Count the lines below that hold "title". Give the number without comment.

● The data
[Start of section]

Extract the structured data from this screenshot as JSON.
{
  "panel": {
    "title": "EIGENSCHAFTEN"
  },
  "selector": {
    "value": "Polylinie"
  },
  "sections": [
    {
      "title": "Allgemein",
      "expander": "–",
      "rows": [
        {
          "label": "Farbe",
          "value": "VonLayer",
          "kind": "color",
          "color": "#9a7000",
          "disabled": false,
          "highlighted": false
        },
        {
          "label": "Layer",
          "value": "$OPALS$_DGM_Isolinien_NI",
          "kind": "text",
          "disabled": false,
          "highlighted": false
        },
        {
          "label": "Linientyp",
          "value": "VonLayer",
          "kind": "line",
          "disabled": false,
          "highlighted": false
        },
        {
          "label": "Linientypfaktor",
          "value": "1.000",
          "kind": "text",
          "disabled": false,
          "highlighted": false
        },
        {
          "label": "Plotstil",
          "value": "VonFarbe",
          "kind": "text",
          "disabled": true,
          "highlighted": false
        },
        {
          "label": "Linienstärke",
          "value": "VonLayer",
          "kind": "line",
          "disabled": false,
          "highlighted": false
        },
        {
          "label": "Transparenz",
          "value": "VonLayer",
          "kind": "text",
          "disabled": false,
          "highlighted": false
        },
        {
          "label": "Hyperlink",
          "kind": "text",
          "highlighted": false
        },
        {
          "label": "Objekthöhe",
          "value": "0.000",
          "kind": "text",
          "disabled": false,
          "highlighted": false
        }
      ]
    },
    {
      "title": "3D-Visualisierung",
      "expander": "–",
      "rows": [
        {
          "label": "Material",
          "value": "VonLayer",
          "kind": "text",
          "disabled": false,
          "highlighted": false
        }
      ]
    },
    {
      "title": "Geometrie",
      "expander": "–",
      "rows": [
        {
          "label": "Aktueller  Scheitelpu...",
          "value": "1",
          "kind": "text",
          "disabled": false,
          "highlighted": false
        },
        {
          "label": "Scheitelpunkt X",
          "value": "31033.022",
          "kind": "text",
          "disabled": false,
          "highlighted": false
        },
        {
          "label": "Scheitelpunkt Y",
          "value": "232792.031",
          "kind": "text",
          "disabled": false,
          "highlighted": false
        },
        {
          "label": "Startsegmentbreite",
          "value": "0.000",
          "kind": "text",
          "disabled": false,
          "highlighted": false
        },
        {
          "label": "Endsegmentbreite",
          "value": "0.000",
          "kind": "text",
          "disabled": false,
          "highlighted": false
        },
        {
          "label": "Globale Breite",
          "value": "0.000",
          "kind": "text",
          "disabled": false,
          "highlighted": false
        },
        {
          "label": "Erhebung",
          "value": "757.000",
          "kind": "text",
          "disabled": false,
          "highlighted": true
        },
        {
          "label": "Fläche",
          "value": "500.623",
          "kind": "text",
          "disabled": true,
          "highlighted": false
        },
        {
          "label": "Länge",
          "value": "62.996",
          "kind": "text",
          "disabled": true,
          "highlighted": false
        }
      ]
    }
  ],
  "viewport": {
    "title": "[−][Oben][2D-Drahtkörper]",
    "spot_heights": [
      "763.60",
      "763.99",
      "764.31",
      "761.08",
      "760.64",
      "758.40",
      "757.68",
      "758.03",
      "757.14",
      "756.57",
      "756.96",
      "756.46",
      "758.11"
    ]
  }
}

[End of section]

● Result
5